Exercise aim
The expected output is every line below, reproduced exactly.

(Extracted records)
——
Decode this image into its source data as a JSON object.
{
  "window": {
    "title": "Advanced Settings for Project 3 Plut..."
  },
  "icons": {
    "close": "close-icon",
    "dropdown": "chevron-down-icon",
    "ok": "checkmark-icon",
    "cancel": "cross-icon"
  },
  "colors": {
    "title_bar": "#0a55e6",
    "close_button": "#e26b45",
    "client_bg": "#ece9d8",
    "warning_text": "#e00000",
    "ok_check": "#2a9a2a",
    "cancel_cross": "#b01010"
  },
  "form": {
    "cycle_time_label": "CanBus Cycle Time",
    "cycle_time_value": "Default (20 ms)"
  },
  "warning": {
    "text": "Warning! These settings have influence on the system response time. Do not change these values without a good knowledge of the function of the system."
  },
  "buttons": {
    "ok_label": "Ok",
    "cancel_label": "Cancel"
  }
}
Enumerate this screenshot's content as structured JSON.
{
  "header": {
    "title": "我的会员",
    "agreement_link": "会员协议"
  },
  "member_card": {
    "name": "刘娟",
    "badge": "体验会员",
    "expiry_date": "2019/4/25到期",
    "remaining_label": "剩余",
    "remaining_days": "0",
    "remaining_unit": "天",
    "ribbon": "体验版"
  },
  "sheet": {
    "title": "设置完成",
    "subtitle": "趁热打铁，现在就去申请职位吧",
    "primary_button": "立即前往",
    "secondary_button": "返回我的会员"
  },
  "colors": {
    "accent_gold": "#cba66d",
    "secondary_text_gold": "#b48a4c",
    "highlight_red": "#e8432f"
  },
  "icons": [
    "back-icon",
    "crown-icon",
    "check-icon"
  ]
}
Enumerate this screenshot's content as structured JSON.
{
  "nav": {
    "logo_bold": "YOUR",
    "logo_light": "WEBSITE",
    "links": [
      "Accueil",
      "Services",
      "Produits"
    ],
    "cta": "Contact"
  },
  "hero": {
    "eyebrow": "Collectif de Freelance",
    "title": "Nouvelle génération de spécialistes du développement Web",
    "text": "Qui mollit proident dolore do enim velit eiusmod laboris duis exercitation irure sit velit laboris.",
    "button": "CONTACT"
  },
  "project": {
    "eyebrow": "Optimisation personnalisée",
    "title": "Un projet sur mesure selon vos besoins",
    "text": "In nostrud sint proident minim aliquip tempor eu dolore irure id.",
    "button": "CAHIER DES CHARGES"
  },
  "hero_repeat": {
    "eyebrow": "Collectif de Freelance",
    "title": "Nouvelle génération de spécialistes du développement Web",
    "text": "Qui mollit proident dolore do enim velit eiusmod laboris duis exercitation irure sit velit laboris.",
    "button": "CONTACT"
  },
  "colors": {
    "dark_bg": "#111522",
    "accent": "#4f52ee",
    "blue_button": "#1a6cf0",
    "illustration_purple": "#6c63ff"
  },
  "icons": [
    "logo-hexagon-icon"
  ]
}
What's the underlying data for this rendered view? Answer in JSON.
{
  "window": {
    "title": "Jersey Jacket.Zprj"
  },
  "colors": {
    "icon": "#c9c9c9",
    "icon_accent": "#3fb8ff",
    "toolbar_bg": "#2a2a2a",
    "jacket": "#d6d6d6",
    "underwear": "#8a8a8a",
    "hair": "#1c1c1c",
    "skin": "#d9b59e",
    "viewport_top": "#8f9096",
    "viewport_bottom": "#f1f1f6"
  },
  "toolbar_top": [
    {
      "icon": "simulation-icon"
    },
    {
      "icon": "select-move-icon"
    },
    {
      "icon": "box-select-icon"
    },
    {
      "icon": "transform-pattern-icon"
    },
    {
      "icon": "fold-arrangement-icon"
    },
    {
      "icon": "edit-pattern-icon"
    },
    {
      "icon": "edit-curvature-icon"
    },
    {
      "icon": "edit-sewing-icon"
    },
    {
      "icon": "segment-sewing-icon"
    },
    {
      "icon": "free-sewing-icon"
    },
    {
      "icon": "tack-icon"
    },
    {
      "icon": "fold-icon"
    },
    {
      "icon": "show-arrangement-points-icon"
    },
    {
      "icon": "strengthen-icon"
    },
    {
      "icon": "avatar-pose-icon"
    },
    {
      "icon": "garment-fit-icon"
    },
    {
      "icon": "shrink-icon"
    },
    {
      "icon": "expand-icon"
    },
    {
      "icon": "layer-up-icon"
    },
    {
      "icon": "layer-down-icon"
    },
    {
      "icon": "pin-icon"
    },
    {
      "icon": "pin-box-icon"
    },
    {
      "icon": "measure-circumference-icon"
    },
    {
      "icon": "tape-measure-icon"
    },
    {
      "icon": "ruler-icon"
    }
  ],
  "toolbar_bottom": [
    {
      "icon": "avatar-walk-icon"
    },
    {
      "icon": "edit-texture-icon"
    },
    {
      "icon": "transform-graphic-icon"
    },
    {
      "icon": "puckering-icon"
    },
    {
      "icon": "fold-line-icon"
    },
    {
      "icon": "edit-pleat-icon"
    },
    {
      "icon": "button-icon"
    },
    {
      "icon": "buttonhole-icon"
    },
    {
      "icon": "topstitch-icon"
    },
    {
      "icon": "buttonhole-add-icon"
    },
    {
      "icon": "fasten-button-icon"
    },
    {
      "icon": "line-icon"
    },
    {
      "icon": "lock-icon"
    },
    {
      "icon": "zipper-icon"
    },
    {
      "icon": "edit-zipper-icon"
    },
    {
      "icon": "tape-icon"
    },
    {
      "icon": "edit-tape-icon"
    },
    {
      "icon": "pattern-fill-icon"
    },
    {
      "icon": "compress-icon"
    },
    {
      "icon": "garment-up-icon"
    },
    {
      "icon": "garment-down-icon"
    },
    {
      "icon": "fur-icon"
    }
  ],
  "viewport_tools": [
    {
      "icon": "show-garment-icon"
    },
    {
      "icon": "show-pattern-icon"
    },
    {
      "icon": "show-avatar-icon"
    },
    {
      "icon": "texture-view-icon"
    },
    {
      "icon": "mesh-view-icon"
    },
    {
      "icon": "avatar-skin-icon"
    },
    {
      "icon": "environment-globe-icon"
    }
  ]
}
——
Exercise answer
Decode this image into its source data as a JSON object.
{
  "window": {
    "title": "Advanced Settings for Project 3 Plut..."
  },
  "icons": {
    "close": "close-icon",
    "dropdown": "chevron-down-icon",
    "ok": "checkmark-icon",
    "cancel": "cross-icon"
  },
  "colors": {
    "title_bar": "#0a55e6",
    "close_button": "#e26b45",
    "client_bg": "#ece9d8",
    "warning_text": "#e00000",
    "ok_check": "#2a9a2a",
    "cancel_cross": "#b01010"
  },
  "form": {
    "cycle_time_label": "CanBus Cycle Time",
    "cycle_time_value": "Default (20 ms)"
  },
  "warning": {
    "text": "Warning! These settings have influence on the system response time. Do not change these values without a good knowledge of the function of the system."
  },
  "buttons": {
    "ok_label": "Ok",
    "cancel_label": "Cancel"
  }
}
Enumerate this screenshot's content as structured JSON.
{
  "header": {
    "title": "我的会员",
    "agreement_link": "会员协议"
  },
  "member_card": {
    "name": "刘娟",
    "badge": "体验会员",
    "expiry_date": "2019/4/25到期",
    "remaining_label": "剩余",
    "remaining_days": "0",
    "remaining_unit": "天",
    "ribbon": "体验版"
  },
  "sheet": {
    "title": "设置完成",
    "subtitle": "趁热打铁，现在就去申请职位吧",
    "primary_button": "立即前往",
    "secondary_button": "返回我的会员"
  },
  "colors": {
    "accent_gold": "#cba66d",
    "secondary_text_gold": "#b48a4c",
    "highlight_red": "#e8432f"
  },
  "icons": [
    "back-icon",
    "crown-icon",
    "check-icon"
  ]
}
Enumerate this screenshot's content as structured JSON.
{
  "nav": {
    "logo_bold": "YOUR",
    "logo_light": "WEBSITE",
    "links": [
      "Accueil",
      "Services",
      "Produits"
    ],
    "cta": "Contact"
  },
  "hero": {
    "eyebrow": "Collectif de Freelance",
    "title": "Nouvelle génération de spécialistes du développement Web",
    "text": "Qui mollit proident dolore do enim velit eiusmod laboris duis exercitation irure sit velit laboris.",
    "button": "CONTACT"
  },
  "project": {
    "eyebrow": "Optimisation personnalisée",
    "title": "Un projet sur mesure selon vos besoins",
    "text": "In nostrud sint proident minim aliquip tempor eu dolore irure id.",
    "button": "CAHIER DES CHARGES"
  },
  "hero_repeat": {
    "eyebrow": "Collectif de Freelance",
    "title": "Nouvelle génération de spécialistes du développement Web",
    "text": "Qui mollit proident dolore do enim velit eiusmod laboris duis exercitation irure sit velit laboris.",
    "button": "CONTACT"
  },
  "colors": {
    "dark_bg": "#111522",
    "accent": "#4f52ee",
    "blue_button": "#1a6cf0",
    "illustration_purple": "#6c63ff"
  },
  "icons": [
    "logo-hexagon-icon"
  ]
}
What's the underlying data for this rendered view? Answer in JSON.
{
  "window": {
    "title": "Jersey Jacket.Zprj"
  },
  "colors": {
    "icon": "#c9c9c9",
    "icon_accent": "#3fb8ff",
    "toolbar_bg": "#2a2a2a",
    "jacket": "#d6d6d6",
    "underwear": "#8a8a8a",
    "hair": "#1c1c1c",
    "skin": "#d9b59e",
    "viewport_top": "#8f9096",
    "viewport_bottom": "#f1f1f6"
  },
  "toolbar_top": [
    {
      "icon": "simulation-icon"
    },
    {
      "icon": "select-move-icon"
    },
    {
      "icon": "box-select-icon"
    },
    {
      "icon": "transform-pattern-icon"
    },
    {
      "icon": "fold-arrangement-icon"
    },
    {
      "icon": "edit-pattern-icon"
    },
    {
      "icon": "edit-curvature-icon"
    },
    {
      "icon": "edit-sewing-icon"
    },
    {
      "icon": "segment-sewing-icon"
    },
    {
      "icon": "free-sewing-icon"
    },
    {
      "icon": "tack-icon"
    },
    {
      "icon": "fold-icon"
    },
    {
      "icon": "show-arrangement-points-icon"
    },
    {
      "icon": "strengthen-icon"
    },
    {
      "icon": "avatar-pose-icon"
    },
    {
      "icon": "garment-fit-icon"
    },
    {
      "icon": "shrink-icon"
    },
    {
      "icon": "expand-icon"
    },
    {
      "icon": "layer-up-icon"
    },
    {
      "icon": "layer-down-icon"
    },
    {
      "icon": "pin-icon"
    },
    {
      "icon": "pin-box-icon"
    },
    {
      "icon": "measure-circumference-icon"
    },
    {
      "icon": "tape-measure-icon"
    },
    {
      "icon": "ruler-icon"
    }
  ],
  "toolbar_bottom": [
    {
      "icon": "avatar-walk-icon"
    },
    {
      "icon": "edit-texture-icon"
    },
    {
      "icon": "transform-graphic-icon"
    },
    {
      "icon": "puckering-icon"
    },
    {
      "icon": "fold-line-icon"
    },
    {
      "icon": "edit-pleat-icon"
    },
    {
      "icon": "button-icon"
    },
    {
      "icon": "buttonhole-icon"
    },
    {
      "icon": "topstitch-icon"
    },
    {
      "icon": "buttonhole-add-icon"
    },
    {
      "icon": "fasten-button-icon"
    },
    {
      "icon": "line-icon"
    },
    {
      "icon": "lock-icon"
    },
    {
      "icon": "zipper-icon"
    },
    {
      "icon": "edit-zipper-icon"
    },
    {
      "icon": "tape-icon"
    },
    {
      "icon": "edit-tape-icon"
    },
    {
      "icon": "pattern-fill-icon"
    },
    {
      "icon": "compress-icon"
    },
    {
      "icon": "garment-up-icon"
    },
    {
      "icon": "garment-down-icon"
    },
    {
      "icon": "fur-icon"
    }
  ],
  "viewport_tools": [
    {
      "icon": "show-garment-icon"
    },
    {
      "icon": "show-pattern-icon"
    },
    {
      "icon": "show-avatar-icon"
    },
    {
      "icon": "texture-view-icon"
    },
    {
      "icon": "mesh-view-icon"
    },
    {
      "icon": "avatar-skin-icon"
    },
    {
      "icon": "environment-globe-icon"
    }
  ]
}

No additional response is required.